Further, she noted that when the FHLBanks previously had authority to support local bonding “we were able to, as a (FHLBank) System, support $4 billion in infrastructure spending.”

Bazemore and Rep. Waters participated in a wide-ranging discussion of housing needs during a panel discussion moderated by Mary Leslie, president of the Los Angeles Business Council, which sponsored the event. Leslie lauded Rep. Waters for her commitment to increasing affordable housing in Los Angeles and across the country. Rep. Waters cited the housing provisions she placed in the House version of the Build Back Better legislation but acknowledged that some Senators are pushing to reduce the spending. 

Rep. Waters talked about the critical need for more Section 8 housing vouchers that help renters. “Everybody knows about the number of people who have been standing in line for Section 8 vouchers,” she said. “They're so very much needed, and we have serious problems. Not only is the need extraordinarily great. Many of those who finally achieve getting Section 8 vouchers, can't get landlords to take them.”

Rep. Waters and Bazemore discussed the legacy of housing discrimination against African Americans and other minorities, with Rep. Waters saying she is working on reforms to address the bias in the appraisal industry. “I have a bill on the problem with appraisals,” she said, adding that studies show Black homeowners encounter appraisals that are less than half the actual value of their homes. Rep. Waters also said that House-passed legislation includes a down payment assistance program because Blacks can often make monthly mortgage payments but can’t afford the upfront cost of buying a home.

Bazemore called data showing the decline in Black homeownership “a hugely troubling concern” because of the efforts by a lot of people “to increase the amount of Black and Brown home ownership over the years. So, it's truly troubling to see that we've taken such a big step backwards for a lot of reasons that Chairwoman Waters has talked about.”

Noting that home ownership is the biggest wealth builder in Brown and Black communities, Bazemore said FHLBank San Francisco recently launched two programs aimed at increasing minority homeownership. The Empowering Black Homeownership program makes $1 million available to help expand capacity of HUD-approved housing counseling agencies to aid aspiring and at-risk homeowners in communities of color. Moreover, she said FHLBank San Francisco is “working with the Urban Institute to address some of the systemic challenges” limiting home ownership by people of color.

Specifically, she cited mortgage underwriting, possible biases in technology and student loan debt as issues that need to be addressed. “Why is it that (someone) can pay 50% of (their) income, and be a constant, good payer for rent, but can't qualify for a mortgage?” she asked.

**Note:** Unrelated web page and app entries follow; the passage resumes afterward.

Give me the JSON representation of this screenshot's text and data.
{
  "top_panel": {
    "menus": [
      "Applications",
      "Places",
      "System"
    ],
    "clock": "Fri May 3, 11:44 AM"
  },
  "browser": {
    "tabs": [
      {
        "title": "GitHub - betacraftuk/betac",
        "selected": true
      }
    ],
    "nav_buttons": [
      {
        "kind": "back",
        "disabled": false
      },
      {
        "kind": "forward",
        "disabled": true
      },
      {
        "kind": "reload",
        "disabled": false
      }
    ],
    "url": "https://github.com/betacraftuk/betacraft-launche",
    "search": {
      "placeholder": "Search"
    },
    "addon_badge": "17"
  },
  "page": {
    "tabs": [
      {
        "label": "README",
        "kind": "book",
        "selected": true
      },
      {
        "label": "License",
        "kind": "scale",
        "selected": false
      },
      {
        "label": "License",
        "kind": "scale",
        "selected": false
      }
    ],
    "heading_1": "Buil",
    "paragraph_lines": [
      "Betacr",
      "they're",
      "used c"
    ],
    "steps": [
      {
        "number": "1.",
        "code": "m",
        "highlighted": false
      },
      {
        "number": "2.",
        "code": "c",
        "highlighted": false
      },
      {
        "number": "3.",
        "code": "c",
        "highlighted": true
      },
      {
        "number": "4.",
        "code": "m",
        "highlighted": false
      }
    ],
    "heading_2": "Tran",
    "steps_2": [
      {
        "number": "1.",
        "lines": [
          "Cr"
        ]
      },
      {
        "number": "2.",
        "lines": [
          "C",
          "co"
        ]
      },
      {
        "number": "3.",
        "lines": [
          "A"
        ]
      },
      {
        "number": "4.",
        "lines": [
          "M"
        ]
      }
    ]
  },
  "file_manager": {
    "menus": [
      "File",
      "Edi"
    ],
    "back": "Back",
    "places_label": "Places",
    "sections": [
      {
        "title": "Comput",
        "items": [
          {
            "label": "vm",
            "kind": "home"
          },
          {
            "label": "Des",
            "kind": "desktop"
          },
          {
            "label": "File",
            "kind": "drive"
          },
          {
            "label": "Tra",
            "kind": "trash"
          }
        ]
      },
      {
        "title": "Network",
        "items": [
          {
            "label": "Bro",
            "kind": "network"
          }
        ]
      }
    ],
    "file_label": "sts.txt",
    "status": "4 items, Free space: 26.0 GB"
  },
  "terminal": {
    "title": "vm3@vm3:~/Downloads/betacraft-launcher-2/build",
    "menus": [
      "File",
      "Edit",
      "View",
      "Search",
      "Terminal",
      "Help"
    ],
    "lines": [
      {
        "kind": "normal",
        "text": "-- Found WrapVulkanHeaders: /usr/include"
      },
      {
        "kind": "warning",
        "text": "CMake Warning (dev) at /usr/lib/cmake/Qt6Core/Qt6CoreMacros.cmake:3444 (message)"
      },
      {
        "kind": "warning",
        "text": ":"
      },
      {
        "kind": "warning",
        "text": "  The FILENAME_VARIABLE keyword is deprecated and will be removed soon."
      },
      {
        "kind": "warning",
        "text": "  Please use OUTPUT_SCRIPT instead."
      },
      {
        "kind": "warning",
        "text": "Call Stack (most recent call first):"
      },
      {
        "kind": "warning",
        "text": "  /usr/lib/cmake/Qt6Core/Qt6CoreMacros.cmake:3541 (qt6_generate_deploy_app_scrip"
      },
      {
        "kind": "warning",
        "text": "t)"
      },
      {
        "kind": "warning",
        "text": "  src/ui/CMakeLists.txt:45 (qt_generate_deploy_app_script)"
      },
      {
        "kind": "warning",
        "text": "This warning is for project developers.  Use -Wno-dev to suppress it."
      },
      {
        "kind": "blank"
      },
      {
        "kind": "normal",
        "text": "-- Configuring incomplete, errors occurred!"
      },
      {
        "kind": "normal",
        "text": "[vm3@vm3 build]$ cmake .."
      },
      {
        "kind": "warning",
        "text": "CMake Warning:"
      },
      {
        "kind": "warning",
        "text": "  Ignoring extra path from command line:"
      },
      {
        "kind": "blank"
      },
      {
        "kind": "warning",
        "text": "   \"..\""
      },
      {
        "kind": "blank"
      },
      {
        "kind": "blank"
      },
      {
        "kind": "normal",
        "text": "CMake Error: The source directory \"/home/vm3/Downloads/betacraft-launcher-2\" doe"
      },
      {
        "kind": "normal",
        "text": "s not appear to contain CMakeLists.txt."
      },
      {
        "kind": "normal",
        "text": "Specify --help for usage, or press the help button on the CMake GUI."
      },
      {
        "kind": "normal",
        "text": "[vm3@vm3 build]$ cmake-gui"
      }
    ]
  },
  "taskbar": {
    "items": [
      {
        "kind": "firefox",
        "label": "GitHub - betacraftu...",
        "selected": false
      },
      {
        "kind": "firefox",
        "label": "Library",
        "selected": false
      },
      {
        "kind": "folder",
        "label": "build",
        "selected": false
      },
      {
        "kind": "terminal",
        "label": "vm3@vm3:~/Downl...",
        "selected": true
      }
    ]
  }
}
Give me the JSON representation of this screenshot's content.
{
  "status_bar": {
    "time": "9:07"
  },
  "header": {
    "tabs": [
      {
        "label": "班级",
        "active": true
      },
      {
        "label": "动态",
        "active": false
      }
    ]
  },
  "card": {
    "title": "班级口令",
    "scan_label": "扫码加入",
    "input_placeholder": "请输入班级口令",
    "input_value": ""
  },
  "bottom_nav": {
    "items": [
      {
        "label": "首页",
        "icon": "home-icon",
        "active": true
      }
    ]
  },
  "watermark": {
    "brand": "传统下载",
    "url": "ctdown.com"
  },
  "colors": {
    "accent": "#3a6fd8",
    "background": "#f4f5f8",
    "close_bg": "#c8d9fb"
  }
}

Bazemore said there is “inherent bias” in some technology used to underwrite mortgages, because they rely on data that includes past bias. On student loans, she said, “African Americans have larger student loan debt because…their parents were locked out of homeownership, which would've generated (wealth) to help pay for college.”

Bazemore added that each of the 11 FHLBanks fund their Affordable Housing Program by contributing 10% of their net profits annually. A total of $1.1 billion in assistance from the San Francisco Bank alone has gone to community organizations and developers to expand the supply of affordable housing. “We are very committed,” she said. “And that mission is very important.”